= What is being asked =
From the first record to the last, write out each one exactly.

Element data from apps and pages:
----
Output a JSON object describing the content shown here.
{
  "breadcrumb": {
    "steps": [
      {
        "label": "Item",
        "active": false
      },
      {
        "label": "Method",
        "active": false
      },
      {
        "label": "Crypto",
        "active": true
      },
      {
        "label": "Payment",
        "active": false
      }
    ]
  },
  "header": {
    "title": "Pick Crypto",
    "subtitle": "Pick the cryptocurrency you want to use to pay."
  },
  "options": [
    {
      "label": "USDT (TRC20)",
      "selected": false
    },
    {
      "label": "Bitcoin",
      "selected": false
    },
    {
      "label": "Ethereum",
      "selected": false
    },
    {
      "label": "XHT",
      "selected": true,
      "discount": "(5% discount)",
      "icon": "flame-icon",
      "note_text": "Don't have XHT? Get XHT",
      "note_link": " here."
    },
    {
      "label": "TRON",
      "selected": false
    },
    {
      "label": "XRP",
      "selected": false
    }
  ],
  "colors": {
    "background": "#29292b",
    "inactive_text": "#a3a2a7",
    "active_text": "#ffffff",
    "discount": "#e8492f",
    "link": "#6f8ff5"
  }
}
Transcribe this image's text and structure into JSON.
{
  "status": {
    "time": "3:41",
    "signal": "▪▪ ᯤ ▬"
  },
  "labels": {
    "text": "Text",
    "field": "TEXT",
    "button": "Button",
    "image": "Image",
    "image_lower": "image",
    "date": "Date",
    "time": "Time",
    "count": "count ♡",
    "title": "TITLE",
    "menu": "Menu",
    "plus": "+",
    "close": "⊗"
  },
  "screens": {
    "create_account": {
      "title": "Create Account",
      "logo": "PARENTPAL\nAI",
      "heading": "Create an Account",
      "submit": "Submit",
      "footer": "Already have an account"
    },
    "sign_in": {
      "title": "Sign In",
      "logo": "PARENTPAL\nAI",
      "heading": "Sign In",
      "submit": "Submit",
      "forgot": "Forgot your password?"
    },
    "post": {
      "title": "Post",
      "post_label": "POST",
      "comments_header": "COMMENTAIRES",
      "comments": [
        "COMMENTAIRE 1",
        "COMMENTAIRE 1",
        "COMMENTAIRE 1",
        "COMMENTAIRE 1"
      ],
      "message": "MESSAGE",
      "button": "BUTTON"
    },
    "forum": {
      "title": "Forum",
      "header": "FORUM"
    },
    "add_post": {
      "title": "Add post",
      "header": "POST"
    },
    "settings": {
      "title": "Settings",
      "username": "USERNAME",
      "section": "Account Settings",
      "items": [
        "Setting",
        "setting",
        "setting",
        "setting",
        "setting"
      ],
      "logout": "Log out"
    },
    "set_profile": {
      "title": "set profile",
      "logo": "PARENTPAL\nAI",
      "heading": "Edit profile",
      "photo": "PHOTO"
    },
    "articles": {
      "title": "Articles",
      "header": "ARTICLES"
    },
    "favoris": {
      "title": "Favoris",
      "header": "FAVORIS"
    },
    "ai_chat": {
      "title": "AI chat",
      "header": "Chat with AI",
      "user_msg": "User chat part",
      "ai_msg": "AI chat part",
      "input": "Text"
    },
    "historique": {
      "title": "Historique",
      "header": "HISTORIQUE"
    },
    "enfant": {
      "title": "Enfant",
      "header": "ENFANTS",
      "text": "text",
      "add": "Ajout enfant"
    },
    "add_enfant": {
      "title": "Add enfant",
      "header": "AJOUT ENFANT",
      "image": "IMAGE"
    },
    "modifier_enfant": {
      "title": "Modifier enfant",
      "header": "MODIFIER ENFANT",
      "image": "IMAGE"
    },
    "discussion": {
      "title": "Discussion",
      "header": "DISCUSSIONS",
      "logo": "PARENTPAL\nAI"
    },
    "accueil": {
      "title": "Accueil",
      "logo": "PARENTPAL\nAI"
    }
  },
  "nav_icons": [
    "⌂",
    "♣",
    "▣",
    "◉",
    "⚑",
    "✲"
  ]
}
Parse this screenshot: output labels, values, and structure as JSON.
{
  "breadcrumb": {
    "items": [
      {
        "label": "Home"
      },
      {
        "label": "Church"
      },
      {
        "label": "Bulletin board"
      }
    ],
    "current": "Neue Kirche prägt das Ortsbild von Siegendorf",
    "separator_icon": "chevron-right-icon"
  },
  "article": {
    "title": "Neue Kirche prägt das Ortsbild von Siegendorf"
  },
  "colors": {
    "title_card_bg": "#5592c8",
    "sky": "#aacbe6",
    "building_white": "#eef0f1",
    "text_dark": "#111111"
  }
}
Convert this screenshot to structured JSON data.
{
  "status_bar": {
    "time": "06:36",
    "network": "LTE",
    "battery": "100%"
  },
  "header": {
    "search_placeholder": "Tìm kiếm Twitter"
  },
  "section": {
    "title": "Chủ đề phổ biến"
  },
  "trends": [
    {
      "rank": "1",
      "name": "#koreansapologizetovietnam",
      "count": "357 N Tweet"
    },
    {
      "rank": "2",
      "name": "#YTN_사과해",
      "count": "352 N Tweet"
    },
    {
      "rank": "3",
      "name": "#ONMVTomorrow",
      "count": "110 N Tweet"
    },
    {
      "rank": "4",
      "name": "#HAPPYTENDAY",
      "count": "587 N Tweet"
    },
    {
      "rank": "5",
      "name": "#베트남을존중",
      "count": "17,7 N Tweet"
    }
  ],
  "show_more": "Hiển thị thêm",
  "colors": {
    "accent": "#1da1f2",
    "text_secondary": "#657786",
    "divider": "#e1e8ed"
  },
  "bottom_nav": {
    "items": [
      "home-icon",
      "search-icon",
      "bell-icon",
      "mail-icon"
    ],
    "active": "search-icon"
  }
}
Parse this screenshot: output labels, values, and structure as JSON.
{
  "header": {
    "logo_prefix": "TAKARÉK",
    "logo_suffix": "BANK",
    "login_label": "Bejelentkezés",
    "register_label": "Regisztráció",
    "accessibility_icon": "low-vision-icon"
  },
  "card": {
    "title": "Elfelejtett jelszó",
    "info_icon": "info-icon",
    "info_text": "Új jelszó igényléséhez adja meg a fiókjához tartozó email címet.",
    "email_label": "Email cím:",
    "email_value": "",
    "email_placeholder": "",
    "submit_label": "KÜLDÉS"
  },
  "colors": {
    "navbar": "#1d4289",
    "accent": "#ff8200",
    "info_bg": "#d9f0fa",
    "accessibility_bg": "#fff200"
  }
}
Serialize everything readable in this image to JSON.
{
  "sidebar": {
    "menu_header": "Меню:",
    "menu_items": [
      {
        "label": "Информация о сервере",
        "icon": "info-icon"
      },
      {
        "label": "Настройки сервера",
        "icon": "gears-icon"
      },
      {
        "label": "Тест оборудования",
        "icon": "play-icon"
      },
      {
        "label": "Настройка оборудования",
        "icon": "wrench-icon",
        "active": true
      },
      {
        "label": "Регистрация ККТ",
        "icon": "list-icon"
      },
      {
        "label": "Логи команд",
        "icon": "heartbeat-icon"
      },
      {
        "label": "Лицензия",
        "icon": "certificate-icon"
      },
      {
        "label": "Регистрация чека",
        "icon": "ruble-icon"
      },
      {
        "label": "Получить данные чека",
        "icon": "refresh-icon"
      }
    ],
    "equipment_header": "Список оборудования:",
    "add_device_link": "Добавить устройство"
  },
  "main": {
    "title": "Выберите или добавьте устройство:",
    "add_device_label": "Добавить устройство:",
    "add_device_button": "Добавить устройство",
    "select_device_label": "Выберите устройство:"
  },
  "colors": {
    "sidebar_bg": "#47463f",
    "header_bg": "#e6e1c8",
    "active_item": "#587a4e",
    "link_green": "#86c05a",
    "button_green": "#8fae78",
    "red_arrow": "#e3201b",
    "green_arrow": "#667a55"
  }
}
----
= Result of this exercise =
Output a JSON object describing the content shown here.
{
  "breadcrumb": {
    "steps": [
      {
        "label": "Item",
        "active": false
      },
      {
        "label": "Method",
        "active": false
      },
      {
        "label": "Crypto",
        "active": true
      },
      {
        "label": "Payment",
        "active": false
      }
    ]
  },
  "header": {
    "title": "Pick Crypto",
    "subtitle": "Pick the cryptocurrency you want to use to pay."
  },
  "options": [
    {
      "label": "USDT (TRC20)",
      "selected": false
    },
    {
      "label": "Bitcoin",
      "selected": false
    },
    {
      "label": "Ethereum",
      "selected": false
    },
    {
      "label": "XHT",
      "selected": true,
      "discount": "(5% discount)",
      "icon": "flame-icon",
      "note_text": "Don't have XHT? Get XHT",
      "note_link": " here."
    },
    {
      "label": "TRON",
      "selected": false
    },
    {
      "label": "XRP",
      "selected": false
    }
  ],
  "colors": {
    "background": "#29292b",
    "inactive_text": "#a3a2a7",
    "active_text": "#ffffff",
    "discount": "#e8492f",
    "link": "#6f8ff5"
  }
}
Transcribe this image's text and structure into JSON.
{
  "status": {
    "time": "3:41",
    "signal": "▪▪ ᯤ ▬"
  },
  "labels": {
    "text": "Text",
    "field": "TEXT",
    "button": "Button",
    "image": "Image",
    "image_lower": "image",
    "date": "Date",
    "time": "Time",
    "count": "count ♡",
    "title": "TITLE",
    "menu": "Menu",
    "plus": "+",
    "close": "⊗"
  },
  "screens": {
    "create_account": {
      "title": "Create Account",
      "logo": "PARENTPAL\nAI",
      "heading": "Create an Account",
      "submit": "Submit",
      "footer": "Already have an account"
    },
    "sign_in": {
      "title": "Sign In",
      "logo": "PARENTPAL\nAI",
      "heading": "Sign In",
      "submit": "Submit",
      "forgot": "Forgot your password?"
    },
    "post": {
      "title": "Post",
      "post_label": "POST",
      "comments_header": "COMMENTAIRES",
      "comments": [
        "COMMENTAIRE 1",
        "COMMENTAIRE 1",
        "COMMENTAIRE 1",
        "COMMENTAIRE 1"
      ],
      "message": "MESSAGE",
      "button": "BUTTON"
    },
    "forum": {
      "title": "Forum",
      "header": "FORUM"
    },
    "add_post": {
      "title": "Add post",
      "header": "POST"
    },
    "settings": {
      "title": "Settings",
      "username": "USERNAME",
      "section": "Account Settings",
      "items": [
        "Setting",
        "setting",
        "setting",
        "setting",
        "setting"
      ],
      "logout": "Log out"
    },
    "set_profile": {
      "title": "set profile",
      "logo": "PARENTPAL\nAI",
      "heading": "Edit profile",
      "photo": "PHOTO"
    },
    "articles": {
      "title": "Articles",
      "header": "ARTICLES"
    },
    "favoris": {
      "title": "Favoris",
      "header": "FAVORIS"
    },
    "ai_chat": {
      "title": "AI chat",
      "header": "Chat with AI",
      "user_msg": "User chat part",
      "ai_msg": "AI chat part",
      "input": "Text"
    },
    "historique": {
      "title": "Historique",
      "header": "HISTORIQUE"
    },
    "enfant": {
      "title": "Enfant",
      "header": "ENFANTS",
      "text": "text",
      "add": "Ajout enfant"
    },
    "add_enfant": {
      "title": "Add enfant",
      "header": "AJOUT ENFANT",
      "image": "IMAGE"
    },
    "modifier_enfant": {
      "title": "Modifier enfant",
      "header": "MODIFIER ENFANT",
      "image": "IMAGE"
    },
    "discussion": {
      "title": "Discussion",
      "header": "DISCUSSIONS",
      "logo": "PARENTPAL\nAI"
    },
    "accueil": {
      "title": "Accueil",
      "logo": "PARENTPAL\nAI"
    }
  },
  "nav_icons": [
    "⌂",
    "♣",
    "▣",
    "◉",
    "⚑",
    "✲"
  ]
}
Parse this screenshot: output labels, values, and structure as JSON.
{
  "breadcrumb": {
    "items": [
      {
        "label": "Home"
      },
      {
        "label": "Church"
      },
      {
        "label": "Bulletin board"
      }
    ],
    "current": "Neue Kirche prägt das Ortsbild von Siegendorf",
    "separator_icon": "chevron-right-icon"
  },
  "article": {
    "title": "Neue Kirche prägt das Ortsbild von Siegendorf"
  },
  "colors": {
    "title_card_bg": "#5592c8",
    "sky": "#aacbe6",
    "building_white": "#eef0f1",
    "text_dark": "#111111"
  }
}
Convert this screenshot to structured JSON data.
{
  "status_bar": {
    "time": "06:36",
    "network": "LTE",
    "battery": "100%"
  },
  "header": {
    "search_placeholder": "Tìm kiếm Twitter"
  },
  "section": {
    "title": "Chủ đề phổ biến"
  },
  "trends": [
    {
      "rank": "1",
      "name": "#koreansapologizetovietnam",
      "count": "357 N Tweet"
    },
    {
      "rank": "2",
      "name": "#YTN_사과해",
      "count": "352 N Tweet"
    },
    {
      "rank": "3",
      "name": "#ONMVTomorrow",
      "count": "110 N Tweet"
    },
    {
      "rank": "4",
      "name": "#HAPPYTENDAY",
      "count": "587 N Tweet"
    },
    {
      "rank": "5",
      "name": "#베트남을존중",
      "count": "17,7 N Tweet"
    }
  ],
  "show_more": "Hiển thị thêm",
  "colors": {
    "accent": "#1da1f2",
    "text_secondary": "#657786",
    "divider": "#e1e8ed"
  },
  "bottom_nav": {
    "items": [
      "home-icon",
      "search-icon",
      "bell-icon",
      "mail-icon"
    ],
    "active": "search-icon"
  }
}
Parse this screenshot: output labels, values, and structure as JSON.
{
  "header": {
    "logo_prefix": "TAKARÉK",
    "logo_suffix": "BANK",
    "login_label": "Bejelentkezés",
    "register_label": "Regisztráció",
    "accessibility_icon": "low-vision-icon"
  },
  "card": {
    "title": "Elfelejtett jelszó",
    "info_icon": "info-icon",
    "info_text": "Új jelszó igényléséhez adja meg a fiókjához tartozó email címet.",
    "email_label": "Email cím:",
    "email_value": "",
    "email_placeholder": "",
    "submit_label": "KÜLDÉS"
  },
  "colors": {
    "navbar": "#1d4289",
    "accent": "#ff8200",
    "info_bg": "#d9f0fa",
    "accessibility_bg": "#fff200"
  }
}
Serialize everything readable in this image to JSON.
{
  "sidebar": {
    "menu_header": "Меню:",
    "menu_items": [
      {
        "label": "Информация о сервере",
        "icon": "info-icon"
      },
      {
        "label": "Настройки сервера",
        "icon": "gears-icon"
      },
      {
        "label": "Тест оборудования",
        "icon": "play-icon"
      },
      {
        "label": "Настройка оборудования",
        "icon": "wrench-icon",
        "active": true
      },
      {
        "label": "Регистрация ККТ",
        "icon": "list-icon"
      },
      {
        "label": "Логи команд",
        "icon": "heartbeat-icon"
      },
      {
        "label": "Лицензия",
        "icon": "certificate-icon"
      },
      {
        "label": "Регистрация чека",
        "icon": "ruble-icon"
      },
      {
        "label": "Получить данные чека",
        "icon": "refresh-icon"
      }
    ],
    "equipment_header": "Список оборудования:",
    "add_device_link": "Добавить устройство"
  },
  "main": {
    "title": "Выберите или добавьте устройство:",
    "add_device_label": "Добавить устройство:",
    "add_device_button": "Добавить устройство",
    "select_device_label": "Выберите устройство:"
  },
  "colors": {
    "sidebar_bg": "#47463f",
    "header_bg": "#e6e1c8",
    "active_item": "#587a4e",
    "link_green": "#86c05a",
    "button_green": "#8fae78",
    "red_arrow": "#e3201b",
    "green_arrow": "#667a55"
  }
}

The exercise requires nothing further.